British Sid is not alone. His more sophisticated neighbours who invested in specialised investment trusts buying European privatisation stocks have also done badly, ending up with holdings which nobody wants in a sector which looks to be going nowhere.

The managers of Kepit, Kleinwort Benson's European Privatisation Trust, recognised the game was up a couple of weeks ago, and their pounds 500m fund launched in 1994 was dead in the water, trading at a 13.8 per cent discount to its net asset value. A reconstruction package to try to persuade Kepit's 79,000 shareholders to switch into other more dynamic Kleinwort funds has not proved particularly successful.

But the smell of blood in the water has attracted predators keen to liquidate Kepit, and release the asset value. Yesterday Henderson Touche Remnant's European Growth Trust (Treg) offered holders of Kepit shares and warrants a choice between an eventual cash exit which Treg values at 93.86p and 28.16p respectively, or a switch into Treg, which invests in European smaller companies, a sector which is still performing. Treg is valued at only pounds 170m but it trades at or above its asset value.
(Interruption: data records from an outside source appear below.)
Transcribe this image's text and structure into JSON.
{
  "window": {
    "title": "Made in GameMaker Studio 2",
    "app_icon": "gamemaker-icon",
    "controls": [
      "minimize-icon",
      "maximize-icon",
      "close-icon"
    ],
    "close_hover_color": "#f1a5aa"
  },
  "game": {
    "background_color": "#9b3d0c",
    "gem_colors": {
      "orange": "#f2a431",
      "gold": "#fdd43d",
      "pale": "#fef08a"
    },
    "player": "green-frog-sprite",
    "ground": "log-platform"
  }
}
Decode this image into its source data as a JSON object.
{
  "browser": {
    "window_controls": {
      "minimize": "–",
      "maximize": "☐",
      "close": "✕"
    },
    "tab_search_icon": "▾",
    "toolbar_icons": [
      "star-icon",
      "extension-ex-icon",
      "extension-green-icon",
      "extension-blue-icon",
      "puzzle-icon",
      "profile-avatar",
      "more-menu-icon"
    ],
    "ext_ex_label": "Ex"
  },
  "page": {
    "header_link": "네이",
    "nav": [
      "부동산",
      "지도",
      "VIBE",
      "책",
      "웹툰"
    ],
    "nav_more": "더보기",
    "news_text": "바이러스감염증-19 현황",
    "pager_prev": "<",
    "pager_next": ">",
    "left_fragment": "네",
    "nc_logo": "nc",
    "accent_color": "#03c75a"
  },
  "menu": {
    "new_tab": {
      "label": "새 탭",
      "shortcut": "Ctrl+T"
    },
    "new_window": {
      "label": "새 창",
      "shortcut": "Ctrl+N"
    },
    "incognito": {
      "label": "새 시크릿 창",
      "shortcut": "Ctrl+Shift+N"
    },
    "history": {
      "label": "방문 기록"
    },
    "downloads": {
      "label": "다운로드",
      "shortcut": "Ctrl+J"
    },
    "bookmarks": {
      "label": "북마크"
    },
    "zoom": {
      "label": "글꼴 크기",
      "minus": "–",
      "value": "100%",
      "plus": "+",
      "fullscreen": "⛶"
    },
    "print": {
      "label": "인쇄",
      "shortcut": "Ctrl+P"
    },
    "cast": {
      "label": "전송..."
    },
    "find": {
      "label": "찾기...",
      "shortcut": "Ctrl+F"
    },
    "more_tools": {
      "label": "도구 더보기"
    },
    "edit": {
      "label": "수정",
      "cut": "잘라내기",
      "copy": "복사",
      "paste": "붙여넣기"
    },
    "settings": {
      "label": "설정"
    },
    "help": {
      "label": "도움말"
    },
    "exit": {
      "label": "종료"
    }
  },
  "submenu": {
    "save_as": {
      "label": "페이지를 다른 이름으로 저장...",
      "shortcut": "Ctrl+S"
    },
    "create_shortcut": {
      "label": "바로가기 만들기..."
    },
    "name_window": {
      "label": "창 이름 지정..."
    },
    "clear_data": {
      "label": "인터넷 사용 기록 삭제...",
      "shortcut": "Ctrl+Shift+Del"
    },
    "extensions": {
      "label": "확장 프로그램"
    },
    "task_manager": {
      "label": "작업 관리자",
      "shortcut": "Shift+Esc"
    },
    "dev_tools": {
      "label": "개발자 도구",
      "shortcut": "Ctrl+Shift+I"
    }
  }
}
Kepit shares rose 2p to 91p and Treg shed 3p to 244p, but if the offer succeeds the Kepit portfolio will be liquidated and parcelled out. After costs Kepit shareholders can expect cash or Treg shares worth 5.5 per cent and warrant-holders 10.4 per cent above Tuesday's market price. Treg shareholders will get a 2.4 per cent uplift to asset values, as well as lower costs and increased marketability for their enlarged fund. A clean kill could also trigger more attacks in a sector ripe for rationalisation.